"You cast a spell on a centipede?"
She giggled. "Have you ever seen a centipede do the Macarena?"
"That's just irresponsible, Danner," I told her. "You're not supposed to do things just because you can."
"Right, Aser, like you refrained from reading the bumps on that guy's head up in Great Well, telling him that he should quit his accounting job and take employment in a stable, where he would find 'far greater wealth' than he ever imagined."
"He was a crooked accountant and begged me for magical advice. If he looked closely at his work in the stable, he'd have figured out that being greedy wasn't going to do him any good in the long run, and that was information of far greater wealth than he ever imagined. I didn't do that just because I could, I did it because he needed at least some opportunity to figure that out."
Pointing a finger at me, she said, "That, my dear elder, is called 'rationalization.' You figure out a way to excuse your own conduct before you even do it."
I pointed a finger back at her. "Don't lecture me, my dear youth, because what you're doing with your argument is called circumventing your own issues, which are all about abandoning the ideals of our Clan."
"Nuts. You could have told the dude with the bumps that you just didn't do that kind of work, and not taken his two gold pieces. Lying to people isn't part of the ideals of our Clan, either."
"I didn't lie to him, technically."
Narsai, setting his teacup on a side table, said, "If I may make my uninformed and most probably mistaken opinion known," (he bowed deeply), "I would hazard the presumptuous statement that there is no such thing as a technical truth.

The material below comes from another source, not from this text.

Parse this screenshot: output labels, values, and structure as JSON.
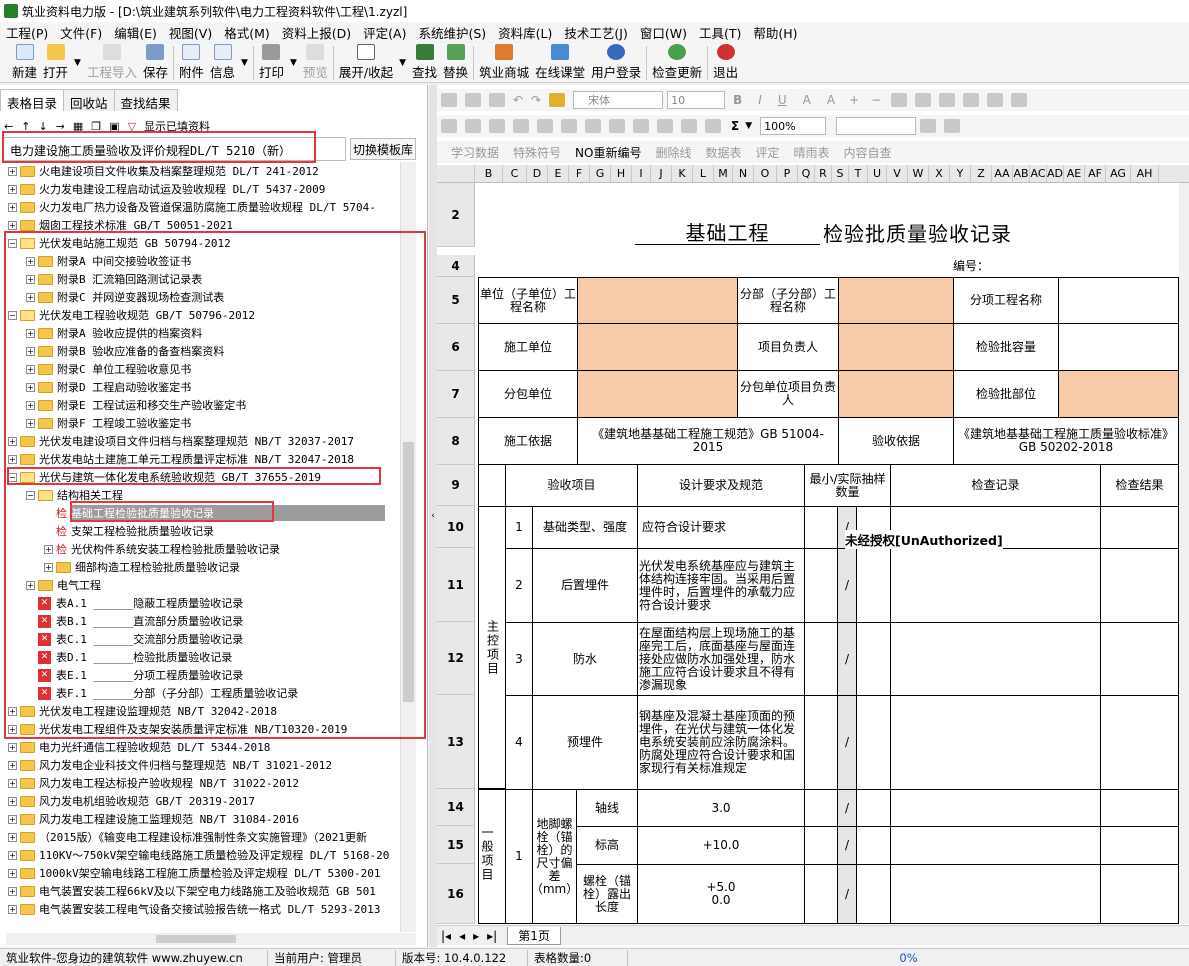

A truth stands upon its own pedestal, not needing background collages or lengthy excuses. Truth begins and ends with the intent of the speaker, to inform or to mislead. If the speaker informs without condition, we find Truth. However, if a certain statement presumes certain preconditions of which the hearer is unaware, then the utterance can be said to be deceptive, and thus Falsehood."
Danner grabbed a handful of her own hair. "Since the wizard's been out of town, Narsai's been reading his philosophy books."
"Aaaiiiieeeee!" Guillaume, the younger baboon, came flying out of the kitchen on all fours, slipped on the hardwood floor, and crashed into the side table, knocking the tea cup and saucer off to shatter and spill on the plush area rug.
"Inconsiderate, reckless, least appreciative of brothers!" Narsai shouted just as the kitchen imp appeared in the doorway, screeching, "Keep ya dirty monkey feet out of the cookie batter or I'll cut ya tail off!!" The imp flung a meat fork at Guillaume, who leaped in time to allow the fork to forcibly imbed in the wall, making a "wug-ga, wug-ga, wug-ga" sound.
Narsai spun on his feet and snatched up a magazine. He rolled it nimbly, and pointed at his younger brother with it. "Do not move, Brother! When I have dealt with the imp, you shall receive the next beating of the day!" He stomped to the kitchen, his mane ruffling and teeth showing.
Danner and I looked at each other. "We're out of here," I said to her. "Do you have an extra pair of boots?"
"Take me with you!" screeched the younger brother of Narsai, vaulting from behind a basket on the high shelf at the end of the room. He grasped Danner's belt and fell limply as a rug, imploring.
Yep, when a shaman finds herself corrected by a baboon -- however wonderful that baboon may be -- it's time to break the cabin fever and head out.
"We're going out for a walk, Narsai! See you a bit later!" Certain preconditions, my ass.
The Piker Press moderates all comments.
Click here for the commenting policy.